A few weeks ago, we received a letter from the Oklahoma Department of Family Services. It was informing us that there was a child currently in state care, a little girl. We knew little else, other than the child was not related to us and our names were part of a large outer circle of people who were considered family or non-family relations.
After studying, and re-reading the letter several times, we both looked at it and said, “We have to call them and tell her we will take her.”
Where that response came from, I cannot completely understand or explain. I only know that we were all on board, instantly.
This happened on a weekend, followed by a holiday that fell on a Monday, so it was several days until I was able to get through to a social worker.
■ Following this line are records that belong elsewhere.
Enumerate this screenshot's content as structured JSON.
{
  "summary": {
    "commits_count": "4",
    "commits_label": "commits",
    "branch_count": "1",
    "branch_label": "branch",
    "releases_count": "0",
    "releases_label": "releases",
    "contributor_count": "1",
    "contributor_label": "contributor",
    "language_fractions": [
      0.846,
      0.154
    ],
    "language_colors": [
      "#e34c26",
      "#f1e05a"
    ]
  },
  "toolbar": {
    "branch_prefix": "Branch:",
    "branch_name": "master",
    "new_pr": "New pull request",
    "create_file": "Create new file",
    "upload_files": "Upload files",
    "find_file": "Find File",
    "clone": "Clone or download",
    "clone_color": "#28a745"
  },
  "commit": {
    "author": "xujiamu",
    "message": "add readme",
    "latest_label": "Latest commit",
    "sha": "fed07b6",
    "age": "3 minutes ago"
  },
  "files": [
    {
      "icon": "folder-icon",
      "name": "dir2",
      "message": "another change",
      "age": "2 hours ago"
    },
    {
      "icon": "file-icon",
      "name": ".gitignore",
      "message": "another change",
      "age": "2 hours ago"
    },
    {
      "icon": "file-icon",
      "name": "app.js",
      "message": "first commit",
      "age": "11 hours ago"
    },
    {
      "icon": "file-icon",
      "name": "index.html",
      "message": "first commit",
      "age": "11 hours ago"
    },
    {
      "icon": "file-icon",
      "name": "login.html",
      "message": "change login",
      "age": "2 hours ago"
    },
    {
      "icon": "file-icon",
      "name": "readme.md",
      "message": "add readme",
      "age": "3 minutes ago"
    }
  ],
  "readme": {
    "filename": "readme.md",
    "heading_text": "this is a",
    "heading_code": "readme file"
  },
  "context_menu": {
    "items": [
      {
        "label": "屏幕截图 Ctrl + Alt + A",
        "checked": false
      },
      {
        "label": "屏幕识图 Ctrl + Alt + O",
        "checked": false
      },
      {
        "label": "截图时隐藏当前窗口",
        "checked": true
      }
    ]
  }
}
There I found out the rest of the story – that the little girl had been in foster care for over a year, who her mother was (an ex-wife of a family member), and that the little girl was bonded with, safe, and well-loved by her foster family.
The letter, as it turns out, was part of the last of the process to terminate parental rights and allow the child to be adopted by this family who wanted and loved her.
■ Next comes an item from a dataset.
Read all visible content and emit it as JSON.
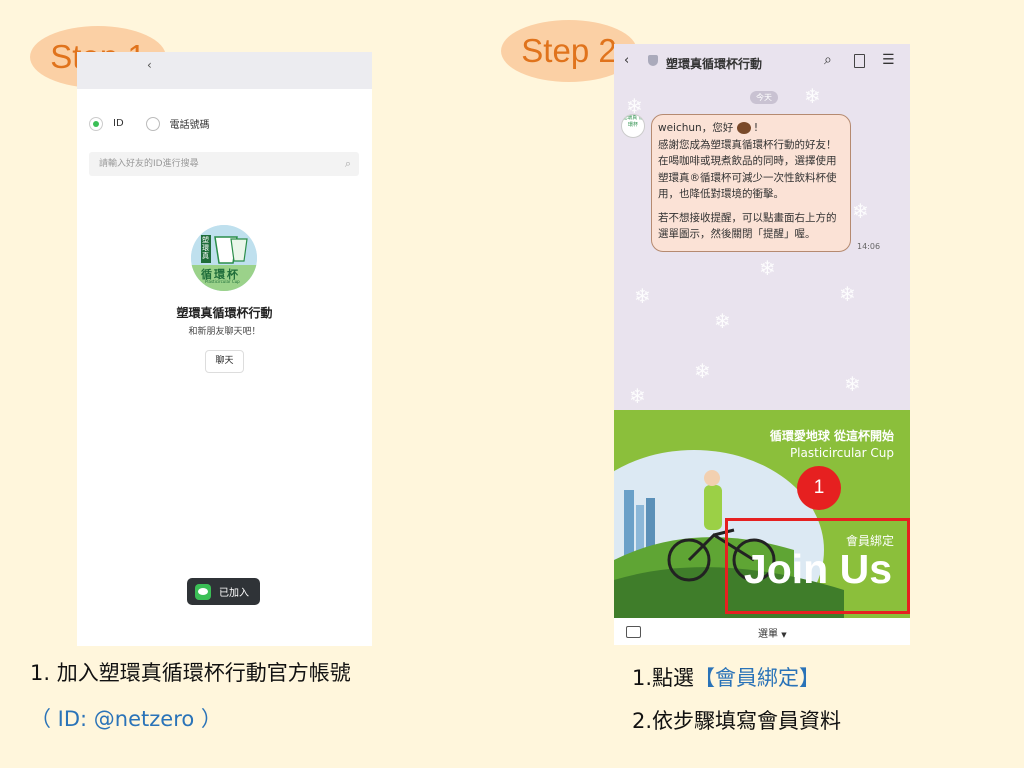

We have good friends who have gone the foster to adopt route – and I have watched the past year unfold for them as they have loved and cared for one very lucky little boy. I imagined what it would be like to lose him, especially after all of this time, and knew that we needed to allow this other foster family to continue with their process of adoption. The child was in a good place and the family intended to adopt. I only had to look as far as our friends to know how that must feel.
Despite knowing that this child, someone I had never met and knew little about, was in a good place, I still felt bereft. As if I had lost something…or perhaps the dream of something…
During that long weekend, when we had allowed ourselves to imagine a little one in the house, I had questioned my husband, who I had never imagined would be interested in becoming a foster parent, why he was so obviously willing. He said, “If we aren’t part of the solution, than we are part of the problem.”
Yeah…well he has a point there…and those words have stuck with me…
Later, a week or so later, we talked again about fostering, specifically fostering to adopt. We are a couple of years out on this, Dave wants to be more financially stable, and I can’t help but agree with that. Whether that will mean starting over with a newborn to preschool-age child, or choosing a child who is around the age that Em is now, I don’t know. Will it be a boy? A girl? I don’t know.
What I do know is that there is room in our hearts for another child. So we will see what tomorrow may bring….